Where would we be without environmental legislation?
Last year, the UK Government announced a review into the EU's Balance of Competences- an audit into what the EU does and how this affects the UK. In June, they announced the start of the review of environmental and climate change legislation, asking for views from a range of stakeholders.
The Wildlife Trusts believe that EU membership has had a profound impact on the UK's environmental policy. In the 1970s and 80s, the UK earned the unattractive reputation for being the 'dirty man of Europe'. We have had the highest sulphur dioxide emissions in the EU and we pumped raw sewage into our seas.
EU membership forced the UK to clean up its act, which has led to significant improvements to our environment and health, as well as bringing economic gain through tourism. The EU also provides policies to protect UK wildlife through the Habitats and Birds Directives, creating the Natura 2000 network of protected areas. These sites protect some of our most important habitats and species at land and at sea. They are a key part of the foundation upon which nature’s recovery at land and at sea across England depends, and include such iconic areas as the New Forest in Hampshire, the Norfolk and Suffolk Broads, Flamborough Head in Yorkshire, and Lyme Bay in Devon- why not learn more about some of these sites from the links above?
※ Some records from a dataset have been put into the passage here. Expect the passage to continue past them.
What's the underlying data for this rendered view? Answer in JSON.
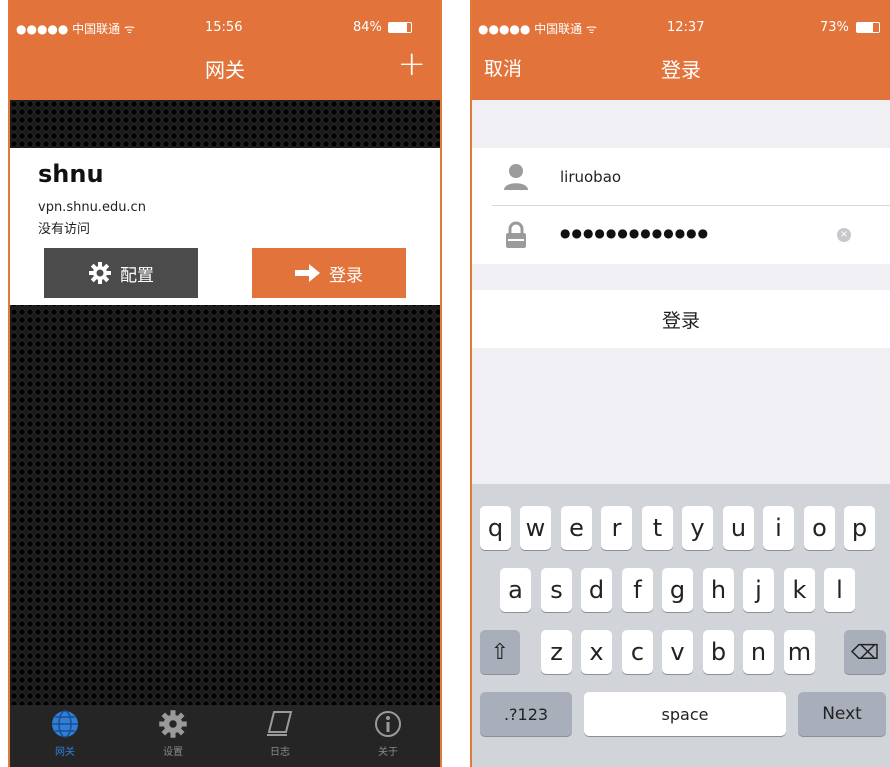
{
  "left_phone": {
    "status": {
      "signal": "●●●●● 中国联通 ᯤ",
      "time": "15:56",
      "battery": "84%"
    },
    "nav": {
      "title": "网关",
      "add_label": "+"
    },
    "gateway": {
      "name": "shnu",
      "host": "vpn.shnu.edu.cn",
      "status": "没有访问",
      "config_label": "配置",
      "login_label": "登录"
    },
    "tabs": [
      {
        "label": "网关",
        "icon": "globe-icon"
      },
      {
        "label": "设置",
        "icon": "gear-icon"
      },
      {
        "label": "日志",
        "icon": "log-icon"
      },
      {
        "label": "关于",
        "icon": "info-icon"
      }
    ]
  },
  "right_phone": {
    "status": {
      "signal": "●●●●● 中国联通 ᯤ",
      "time": "12:37",
      "battery": "73%"
    },
    "nav": {
      "cancel_label": "取消",
      "title": "登录"
    },
    "form": {
      "username_value": "liruobao",
      "password_value": "●●●●●●●●●●●●●",
      "submit_label": "登录"
    },
    "keyboard": {
      "row1": [
        "q",
        "w",
        "e",
        "r",
        "t",
        "y",
        "u",
        "i",
        "o",
        "p"
      ],
      "row2": [
        "a",
        "s",
        "d",
        "f",
        "g",
        "h",
        "j",
        "k",
        "l"
      ],
      "row3": [
        "z",
        "x",
        "c",
        "v",
        "b",
        "n",
        "m"
      ],
      "shift_glyph": "⇧",
      "delete_glyph": "⌫",
      "numbers_label": ".?123",
      "space_label": "space",
      "next_label": "Next"
    }
  },
  "colors": {
    "accent": "#e2733a",
    "config_button": "#4b4b4b",
    "tab_active": "#2f7fd8"
  }
}
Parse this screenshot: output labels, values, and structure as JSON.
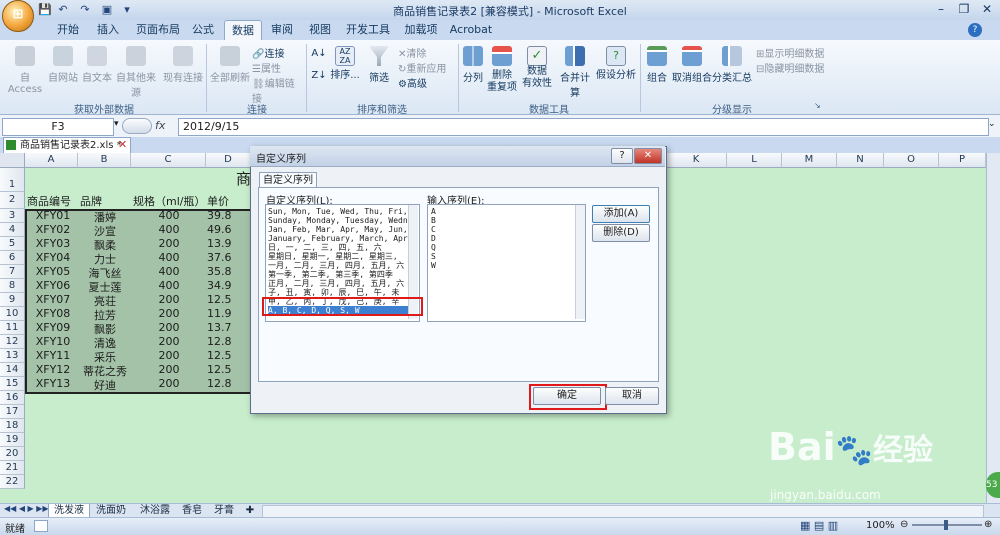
{
  "app": {
    "title": "商品销售记录表2 [兼容模式] - Microsoft Excel",
    "window_buttons": [
      "–",
      "❐",
      "✕"
    ],
    "qat_icons": [
      "save-icon",
      "undo-icon",
      "redo-icon",
      "print-preview-icon"
    ]
  },
  "tabs": [
    "开始",
    "插入",
    "页面布局",
    "公式",
    "数据",
    "审阅",
    "视图",
    "开发工具",
    "加载项",
    "Acrobat"
  ],
  "active_tab": "数据",
  "ribbon": {
    "get_external": {
      "label": "获取外部数据",
      "buttons": [
        "自 Access",
        "自网站",
        "自文本",
        "自其他来源",
        "现有连接"
      ]
    },
    "connections": {
      "label": "连接",
      "refresh": "全部刷新",
      "items": [
        "连接",
        "属性",
        "编辑链接"
      ]
    },
    "sort_filter": {
      "label": "排序和筛选",
      "sort": "排序...",
      "filter": "筛选",
      "items": [
        "清除",
        "重新应用",
        "高级"
      ]
    },
    "data_tools": {
      "label": "数据工具",
      "buttons": [
        "分列",
        "删除\n重复项",
        "数据\n有效性",
        "合并计算",
        "假设分析"
      ]
    },
    "outline": {
      "label": "分级显示",
      "buttons": [
        "组合",
        "取消组合",
        "分类汇总"
      ],
      "items": [
        "显示明细数据",
        "隐藏明细数据"
      ]
    }
  },
  "formula_bar": {
    "cell_ref": "F3",
    "fx": "fx",
    "value": "2012/9/15"
  },
  "workbook_tab": "商品销售记录表2.xls *",
  "columns": [
    "A",
    "B",
    "C",
    "D",
    "K",
    "L",
    "M",
    "N",
    "O",
    "P"
  ],
  "rows": [
    "1",
    "2",
    "3",
    "4",
    "5",
    "6",
    "7",
    "8",
    "9",
    "10",
    "11",
    "12",
    "13",
    "14",
    "15",
    "16",
    "17",
    "18",
    "19",
    "20",
    "21",
    "22"
  ],
  "sheet_title_fragment": "商",
  "headers": [
    "商品编号",
    "品牌",
    "规格（ml/瓶）",
    "单价"
  ],
  "table": [
    [
      "XFY01",
      "潘婷",
      "400",
      "39.8"
    ],
    [
      "XFY02",
      "沙宣",
      "400",
      "49.6"
    ],
    [
      "XFY03",
      "飘柔",
      "200",
      "13.9"
    ],
    [
      "XFY04",
      "力士",
      "400",
      "37.6"
    ],
    [
      "XFY05",
      "海飞丝",
      "400",
      "35.8"
    ],
    [
      "XFY06",
      "夏士莲",
      "400",
      "34.9"
    ],
    [
      "XFY07",
      "亮荘",
      "200",
      "12.5"
    ],
    [
      "XFY08",
      "拉芳",
      "200",
      "11.9"
    ],
    [
      "XFY09",
      "飘影",
      "200",
      "13.7"
    ],
    [
      "XFY10",
      "清逸",
      "200",
      "12.8"
    ],
    [
      "XFY11",
      "采乐",
      "200",
      "12.5"
    ],
    [
      "XFY12",
      "蒂花之秀",
      "200",
      "12.5"
    ],
    [
      "XFY13",
      "好迪",
      "200",
      "12.8"
    ]
  ],
  "dialog": {
    "title": "自定义序列",
    "help": "?",
    "close": "✕",
    "tab": "自定义序列",
    "list_label": "自定义序列(L):",
    "input_label": "输入序列(E):",
    "list_items": [
      "Sun, Mon, Tue, Wed, Thu, Fri, S",
      "Sunday, Monday, Tuesday, Wednes",
      "Jan, Feb, Mar, Apr, May, Jun, J",
      "January, February, March, April",
      "日, 一, 二, 三, 四, 五, 六",
      "星期日, 星期一, 星期二, 星期三,",
      "一月, 二月, 三月, 四月, 五月, 六",
      "第一季, 第二季, 第三季, 第四季",
      "正月, 二月, 三月, 四月, 五月, 六",
      "子, 丑, 寅, 卯, 辰, 巳, 午, 未",
      "甲, 乙, 丙, 丁, 戊, 己, 庚, 辛",
      "A, B, C, D, Q, S, W"
    ],
    "input_items": [
      "A",
      "B",
      "C",
      "D",
      "Q",
      "S",
      "W"
    ],
    "add_button": "添加(A)",
    "delete_button": "删除(D)",
    "ok_button": "确定",
    "cancel_button": "取消"
  },
  "sheet_tabs": [
    "洗发液",
    "洗面奶",
    "沐浴露",
    "香皂",
    "牙膏"
  ],
  "status": {
    "ready": "就绪",
    "zoom": "100%"
  },
  "watermark": {
    "brand": "Bai",
    "brand_cn": "经验",
    "url": "jingyan.baidu.com"
  }
}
We responded to this review to highlight the benefits that working collaboratively to protect our environment can bring- both for our natural capital and for industry who are operating on a level playing field. These regulations can help ensure that truly sustainable development takes place whilst our environment, and the services it supplies, including clean air and water, are protected.